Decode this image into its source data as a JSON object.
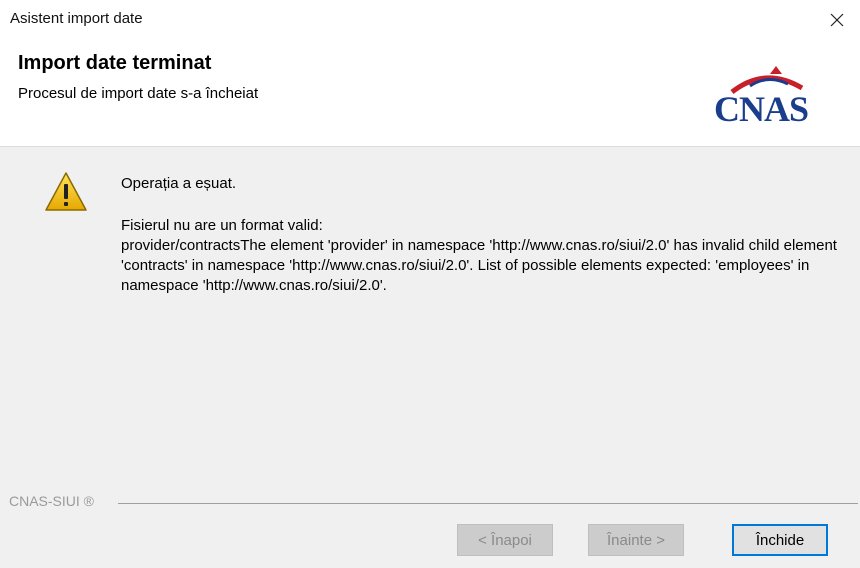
{
  "window": {
    "title": "Asistent import date",
    "close_icon": "close-icon"
  },
  "header": {
    "title": "Import date terminat",
    "subtitle": "Procesul de import date s-a încheiat",
    "logo_text": "CNAS",
    "logo_colors": {
      "arc": "#c8202a",
      "text": "#1a3e8c"
    }
  },
  "message": {
    "icon": "warning-icon",
    "title": "Operația a eșuat.",
    "body": "Fisierul nu are un format valid:\nprovider/contractsThe element 'provider' in namespace 'http://www.cnas.ro/siui/2.0' has invalid child element 'contracts' in namespace 'http://www.cnas.ro/siui/2.0'. List of possible elements expected: 'employees' in namespace 'http://www.cnas.ro/siui/2.0'."
  },
  "footer": {
    "brand": "CNAS-SIUI ®"
  },
  "buttons": {
    "back": "< Înapoi",
    "next": "Înainte >",
    "close": "Închide"
  },
  "colors": {
    "content_bg": "#f0f0f0",
    "primary_border": "#0078d7",
    "warning_yellow": "#f5c400"
  }
}
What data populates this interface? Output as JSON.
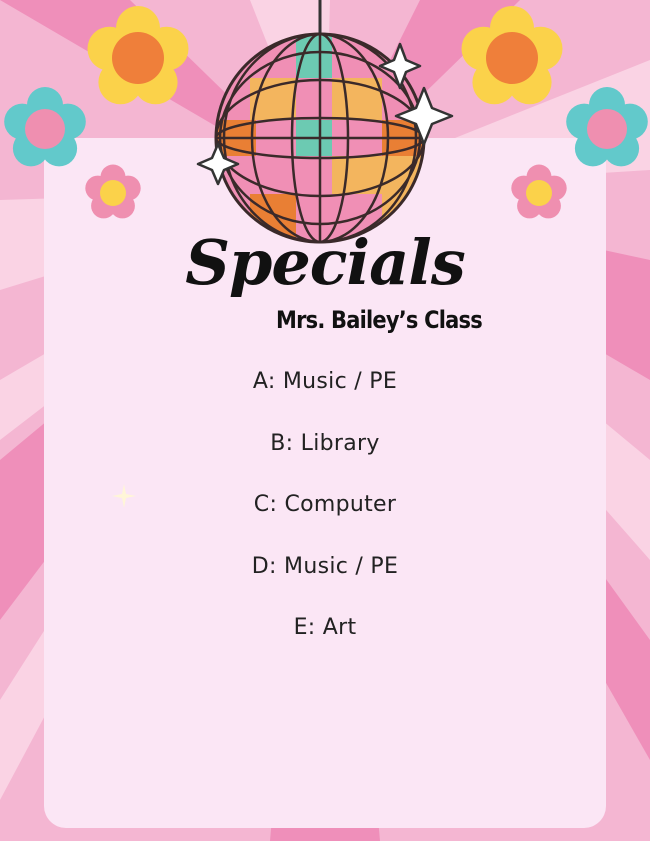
{
  "title": "Specials",
  "subtitle": "Mrs. Bailey’s Class",
  "schedule": [
    "A: Music / PE",
    "B: Library",
    "C: Computer",
    "D: Music / PE",
    "E: Art"
  ],
  "colors": {
    "background": "#f4b6d2",
    "card": "#fbe6f5",
    "ray_dark": "#ef8fba",
    "ray_light": "#fad3e4",
    "flower_yellow": "#fbd24a",
    "flower_orange": "#ef7f3a",
    "flower_teal": "#62c9cb",
    "flower_pink": "#ef8fb0",
    "disco_pink": "#f08fb5",
    "disco_orange": "#e97f34",
    "disco_gold": "#f3b55e",
    "disco_teal": "#6ccab2",
    "text": "#111111"
  },
  "decorations": [
    "disco-ball",
    "yellow-flower",
    "teal-flower",
    "pink-flower",
    "sparkle"
  ]
}
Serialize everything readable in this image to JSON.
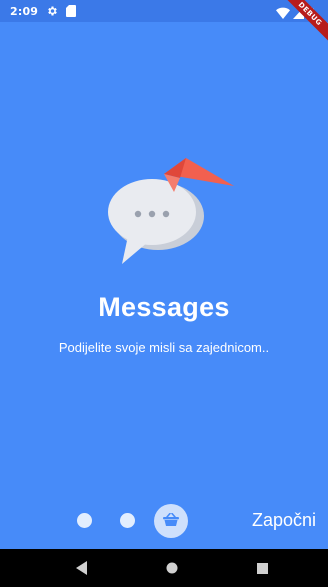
{
  "status_bar": {
    "time": "2:09",
    "icons": [
      "gear-icon",
      "sd-card-icon",
      "wifi-icon",
      "signal-icon",
      "battery-icon"
    ]
  },
  "debug_banner": {
    "label": "DEBUG"
  },
  "onboarding": {
    "illustration": "chat-bubble-icon",
    "title": "Messages",
    "subtitle": "Podijelite svoje misli sa zajednicom..",
    "pages_total": 3,
    "current_page": 3,
    "active_page_icon": "basket-icon",
    "start_label": "Započni"
  },
  "nav_bar": {
    "buttons": [
      "back-icon",
      "home-icon",
      "recents-icon"
    ]
  },
  "colors": {
    "background": "#478bf9",
    "status_bar": "#3b79e8",
    "bubble": "#e8eaf0",
    "accent": "#f2604f",
    "dot_active": "#cfe0fc"
  }
}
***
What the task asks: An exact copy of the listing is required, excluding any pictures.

Task result:
Decode this image into its source data as a JSON object.
{
  "window": {
    "title": "Asistent import date",
    "close_icon": "close-icon"
  },
  "header": {
    "title": "Import date terminat",
    "subtitle": "Procesul de import date s-a încheiat",
    "logo_text": "CNAS",
    "logo_colors": {
      "arc": "#c8202a",
      "text": "#1a3e8c"
    }
  },
  "message": {
    "icon": "warning-icon",
    "title": "Operația a eșuat.",
    "body": "Fisierul nu are un format valid:\nprovider/contractsThe element 'provider' in namespace 'http://www.cnas.ro/siui/2.0' has invalid child element 'contracts' in namespace 'http://www.cnas.ro/siui/2.0'. List of possible elements expected: 'employees' in namespace 'http://www.cnas.ro/siui/2.0'."
  },
  "footer": {
    "brand": "CNAS-SIUI ®"
  },
  "buttons": {
    "back": "< Înapoi",
    "next": "Înainte >",
    "close": "Închide"
  },
  "colors": {
    "content_bg": "#f0f0f0",
    "primary_border": "#0078d7",
    "warning_yellow": "#f5c400"
  }
}
What data populates this interface? Output as JSON.
{
  "title": "Specials",
  "subtitle": "Mrs. Bailey’s Class",
  "schedule": [
    "A: Music / PE",
    "B: Library",
    "C: Computer",
    "D: Music / PE",
    "E: Art"
  ],
  "colors": {
    "background": "#f4b6d2",
    "card": "#fbe6f5",
    "ray_dark": "#ef8fba",
    "ray_light": "#fad3e4",
    "flower_yellow": "#fbd24a",
    "flower_orange": "#ef7f3a",
    "flower_teal": "#62c9cb",
    "flower_pink": "#ef8fb0",
    "disco_pink": "#f08fb5",
    "disco_orange": "#e97f34",
    "disco_gold": "#f3b55e",
    "disco_teal": "#6ccab2",
    "text": "#111111"
  },
  "decorations": [
    "disco-ball",
    "yellow-flower",
    "teal-flower",
    "pink-flower",
    "sparkle"
  ]
}
Serialize everything readable in this image to JSON.
{
  "status_bar": {
    "time": "2:09",
    "icons": [
      "gear-icon",
      "sd-card-icon",
      "wifi-icon",
      "signal-icon",
      "battery-icon"
    ]
  },
  "debug_banner": {
    "label": "DEBUG"
  },
  "onboarding": {
    "illustration": "chat-bubble-icon",
    "title": "Messages",
    "subtitle": "Podijelite svoje misli sa zajednicom..",
    "pages_total": 3,
    "current_page": 3,
    "active_page_icon": "basket-icon",
    "start_label": "Započni"
  },
  "nav_bar": {
    "buttons": [
      "back-icon",
      "home-icon",
      "recents-icon"
    ]
  },
  "colors": {
    "background": "#478bf9",
    "status_bar": "#3b79e8",
    "bubble": "#e8eaf0",
    "accent": "#f2604f",
    "dot_active": "#cfe0fc"
  }
}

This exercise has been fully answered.